In the 1800s, physicians first described fibromyalgia, which they called “muscular rheumatism,” listing it as a “mental” problem. At that time, the collection of symptoms indicative of the condition—aches, exhaustion, difficulty sleeping—had already been identified among its characteristics.

By the early 20th century, Ralph Stockman had conducted pathology studies that showed evidence of inflammation in the fibrous septa membranes dividing muscle tissue. At about the same time, Sir William Gowers coined the term “fibrositis” to describe the inflamed fibrous tissue that resulted in lower back pain for his patients. It was not until the mid-1970s that Gowers’ word was superseded by today’s “fibromyalgia.”
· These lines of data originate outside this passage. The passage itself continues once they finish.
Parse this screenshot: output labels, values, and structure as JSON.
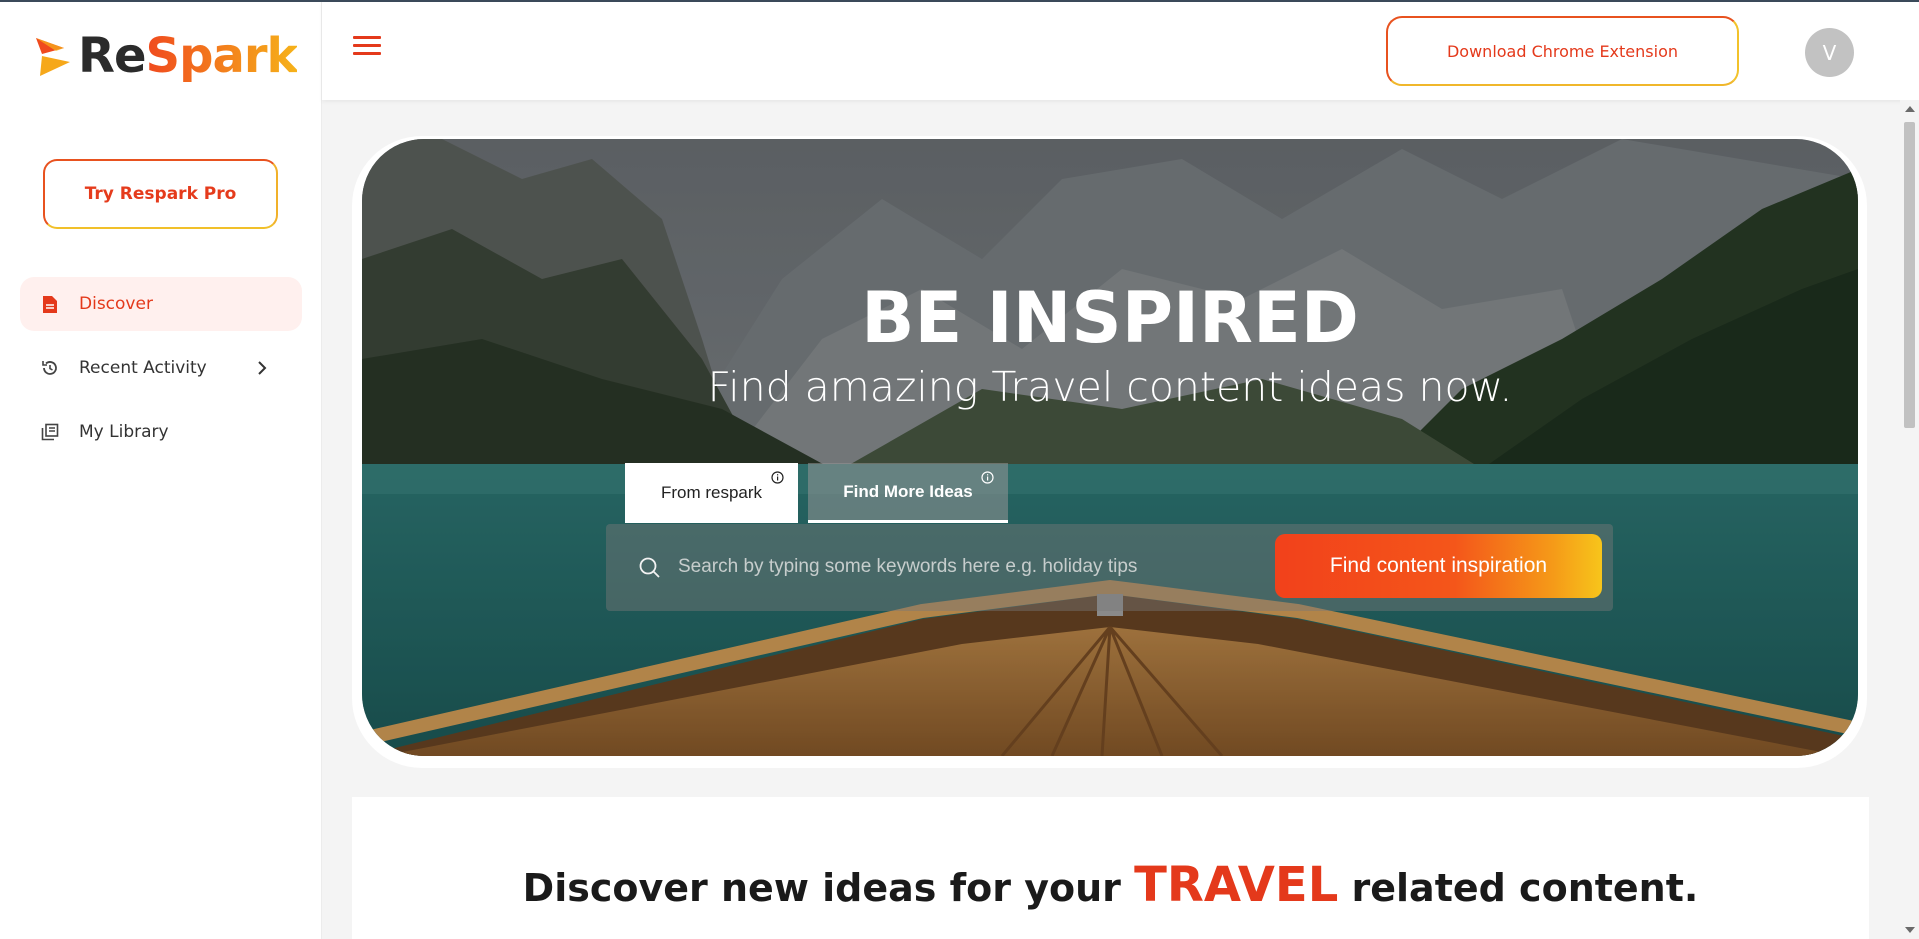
{
  "app": {
    "logo_re": "Re",
    "logo_spark": "Spark",
    "brand_colors": {
      "primary": "#e4391b",
      "accent": "#f6b21a",
      "active_bg": "#fff0ee"
    }
  },
  "sidebar": {
    "pro_button": "Try Respark Pro",
    "items": [
      {
        "label": "Discover",
        "icon": "document-icon",
        "active": true
      },
      {
        "label": "Recent Activity",
        "icon": "history-icon",
        "has_submenu": true
      },
      {
        "label": "My Library",
        "icon": "library-icon"
      }
    ]
  },
  "header": {
    "menu_icon": "hamburger-icon",
    "download_button": "Download Chrome Extension",
    "avatar_initial": "V"
  },
  "hero": {
    "title": "BE INSPIRED",
    "subtitle": "Find amazing Travel content ideas now.",
    "tabs": [
      {
        "label": "From respark",
        "active": true
      },
      {
        "label": "Find More Ideas",
        "active": false
      }
    ],
    "search": {
      "placeholder": "Search by typing some keywords here e.g. holiday tips",
      "value": ""
    },
    "cta": "Find content inspiration"
  },
  "discover": {
    "heading_before": "Discover new ideas for your ",
    "heading_highlight": "TRAVEL",
    "heading_after": " related content."
  }
}
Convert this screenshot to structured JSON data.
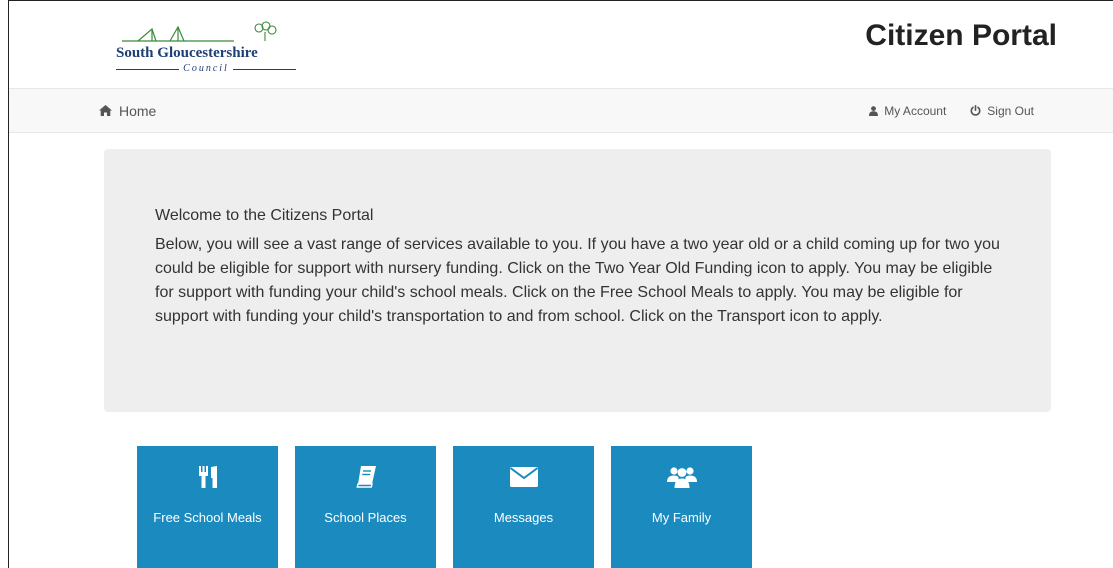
{
  "header": {
    "logo": {
      "name": "South Gloucestershire",
      "sub": "Council"
    },
    "title": "Citizen Portal"
  },
  "nav": {
    "home": {
      "label": "Home",
      "icon": "home-icon"
    },
    "my_account": {
      "label": "My Account",
      "icon": "user-icon"
    },
    "sign_out": {
      "label": "Sign Out",
      "icon": "power-icon"
    }
  },
  "welcome": {
    "heading": "Welcome to the Citizens Portal",
    "body": "Below, you will see a vast range of services available to you. If you have a two year old or a child coming up for two you could be eligible for support with nursery funding. Click on the Two Year Old Funding icon to apply. You may be eligible for support with funding your child's school meals. Click on the Free School Meals to apply. You may be eligible for support with funding your child's transportation to and from school. Click on the Transport icon to apply."
  },
  "tiles": [
    {
      "label": "Free School Meals",
      "icon": "cutlery-icon"
    },
    {
      "label": "School Places",
      "icon": "book-icon"
    },
    {
      "label": "Messages",
      "icon": "envelope-icon"
    },
    {
      "label": "My Family",
      "icon": "users-icon"
    }
  ],
  "colors": {
    "tile_background": "#1b8abf",
    "panel_background": "#eeeeee",
    "navbar_background": "#f8f8f8",
    "logo_blue": "#1f3f73",
    "logo_green": "#3a8a3a"
  }
}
As contemporary medicine progressed and research better defined the parameters of the condition, fibromyalgia began to lose some of its unjustified reputation as a “mental” or “imaginary” disorder. In 1981, the reality of the tender points and other symptoms associated with fibromyalgia were validated through a controlled clinical research project. In addition, in 1990, the American College of Rheumatology published a set of diagnostic criteria intended to guide researchers. Physicians shortly adopted these standards in diagnosing and treating patients. In 2007, the Food and Drug Administration approved one of the several fibromyalgia-targeted drugs currently on the market